James' absence means junior Kenjon Barner, who got loose for a 68-yard TD run against the Bears, would take over the starting job. And scintillating true freshman De'Anthony Thomas, who hauled in six passes for 114 yards and two scores from the slotback position, would get more time at running back.
'I don't know if he'll be a pure running back,' Campbell said. 'We moved him out to wideout a little bit because we need him to touch the ball some more.
'Now that LaMichael is at least temporarily out, there's a good chance (Thomas) will be fit in more to that position.'
James seems to be preparing to miss at least a little time.
'Even if I don't play, we have tremendous backs,' he told the media. 'They'll pick up the slack. I don't think they'll miss a beat.'
'We have a great corps of running backs,' Campbell said. 'We don't know when he'll be back. It's vital those guys step up and play hard and do their best to replace him.
'That's what LaMike would want them to do. He told them in the locker room, 'If I can't be there for you guys, I want you to play hard for me.' "

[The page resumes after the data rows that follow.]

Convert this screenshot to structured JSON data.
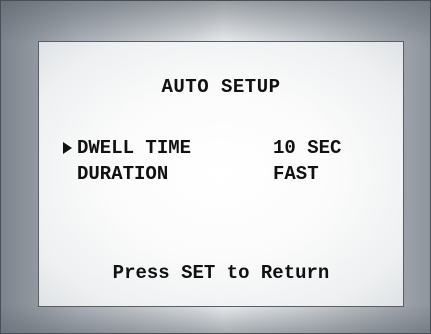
{
  "screen": {
    "title": "AUTO SETUP",
    "menu": [
      {
        "label": "DWELL TIME",
        "value": "10 SEC",
        "selected": true
      },
      {
        "label": "DURATION",
        "value": "FAST",
        "selected": false
      }
    ],
    "cursor_icon": "right-triangle-cursor",
    "footer": "Press SET to Return"
  }
}
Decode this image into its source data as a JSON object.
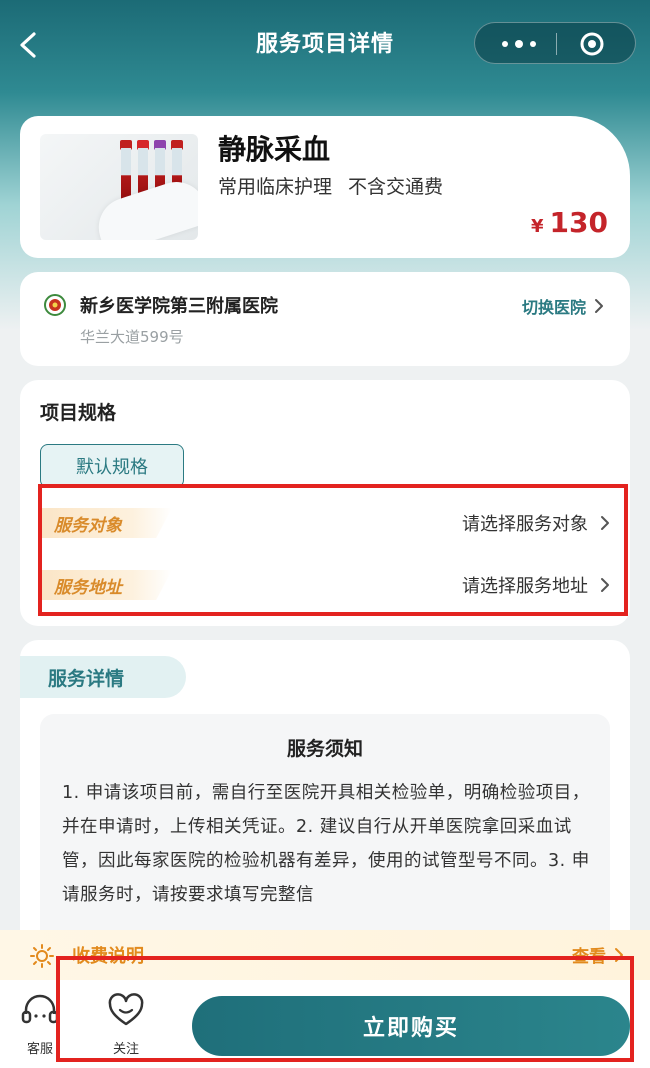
{
  "nav": {
    "title": "服务项目详情"
  },
  "product": {
    "name": "静脉采血",
    "tags": [
      "常用临床护理",
      "不含交通费"
    ],
    "currency": "¥",
    "price": "130"
  },
  "hospital": {
    "name": "新乡医学院第三附属医院",
    "address": "华兰大道599号",
    "switch_label": "切换医院"
  },
  "spec": {
    "title": "项目规格",
    "chip": "默认规格",
    "rows": [
      {
        "label": "服务对象",
        "value": "请选择服务对象"
      },
      {
        "label": "服务地址",
        "value": "请选择服务地址"
      }
    ]
  },
  "detail": {
    "tab": "服务详情",
    "notice_title": "服务须知",
    "notice_body": "1. 申请该项目前，需自行至医院开具相关检验单，明确检验项目，并在申请时，上传相关凭证。2. 建议自行从开单医院拿回采血试管，因此每家医院的检验机器有差异，使用的试管型号不同。3. 申请服务时，请按要求填写完整信"
  },
  "fee": {
    "label": "收费说明",
    "view": "查看"
  },
  "bottom": {
    "service_label": "客服",
    "follow_label": "关注",
    "buy_label": "立即购买"
  },
  "colors": {
    "brand": "#2b7a82",
    "price": "#c4242a",
    "accent_orange": "#e28a1d",
    "highlight_red": "#e3231f"
  }
}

So for a while, at least, James might be doing his best to help from the sidelines.
'We just talked about it,' Campbell said. 'It's important for him to take on some leadership emotionally that he can't get out there and give physically.'
'I'm going to lead the team whether I play or not,' James said. 'I'm going to coach them up. I'm gonna be like Coach Camp Jr.'
Small solace to Campbell, who has grown used to having one of the nation's most electric backs to turn to in time of need.
In the wee hours Thursday night, encouraging words seemed a bit hollow, even with the cupboard not bare.
'It's really tough to look at the bright side,' Campbell said evenly. 'I don't know if I've seen the bright side yet. But we have to carry on.'